Nuclear Blast Records knew a thing or two about Bal-Sagoth’s sales figures. That is why the German label dropped the Brits. Sales are not everything, however, and with a sound approximating early Cradle Of Filth one would think Bal-Sagoth would have plenty of fans. Alas, Cradle Of Filth, and bands of that ilk, do not have music fans. Candy commercial bands like that attract fans based on MTV support, hype and marketing campaigns, of which Bal-Sagoth does not have much.
The Chthonic Chronicles, the continuation of the band’s epic concept, is part Emperor, part Rhapsody and part Cradle Of Filth. The band’s vocalist, Byron Roberts, has to be congratulated for his effective and variable vocals. Be it screams, growls or whispers his dramatic and theatrical voice adds quite a bit to the band. Sadly, the pompous music, commercial facets, mega doses of synthesizers and poppy melodies deal the band a death blow from which no act can emerge with its dignity intact. How much keyboard is too much in metal? The correct answer is any amount, although Bal-Sagoth’s knows no limits. The band needs to go into the business of film scores, a career in Hollywood, publishing books or whatever else its imagination allows (my vote is with children’s programming) for this is beyond the pale. At 60 minutes and 12 tracks there is a lot of nonsense loaded unto this disc including the title track of sorts, Six Score And Ten Oblations To A Malefic Avatar, the fluid guitars on Invocations Beyond The Outer-World Night, the dragging instrumentals The Fallen Kingdoms Of The Abyssal Plain and the symphonic To Storm The Cyclopean Gates Of Byzantium and the incoherent and delusionally weak track, Unfettering The Hoary Sentinels Of Karnak.

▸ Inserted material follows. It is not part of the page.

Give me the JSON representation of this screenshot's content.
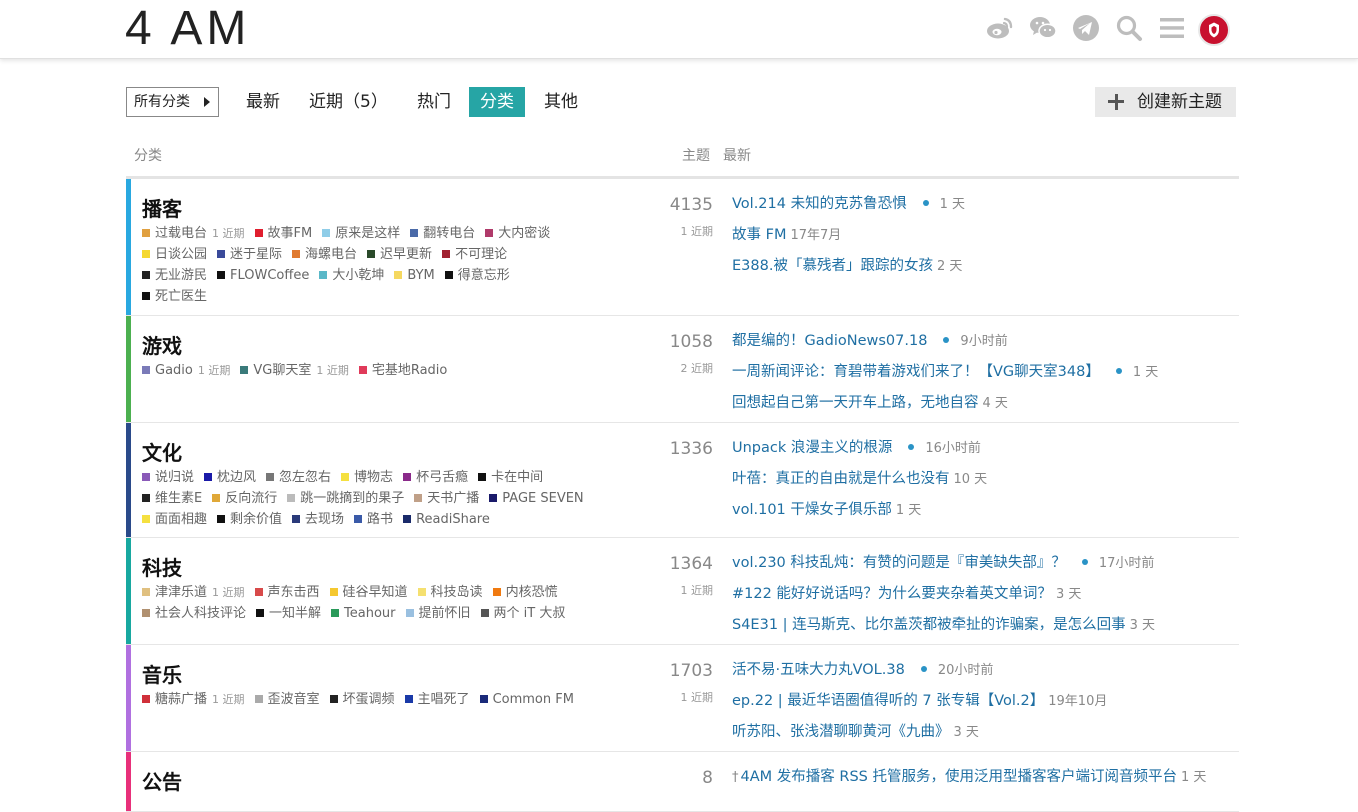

Clearly, it does not take much to write a long review on Bal-Sagoth - just mention any two song names - but listening to songs like The Hammer Of The Emperor (a hint of the band’s heroes), the fake drum sound and the mind-numbing symphonic noises in lieu of a metal song on this one would be forgiven for growing increasingly upset at this masquerade of pop/symphony in lieu of a metal album. - Ali “The Metallian”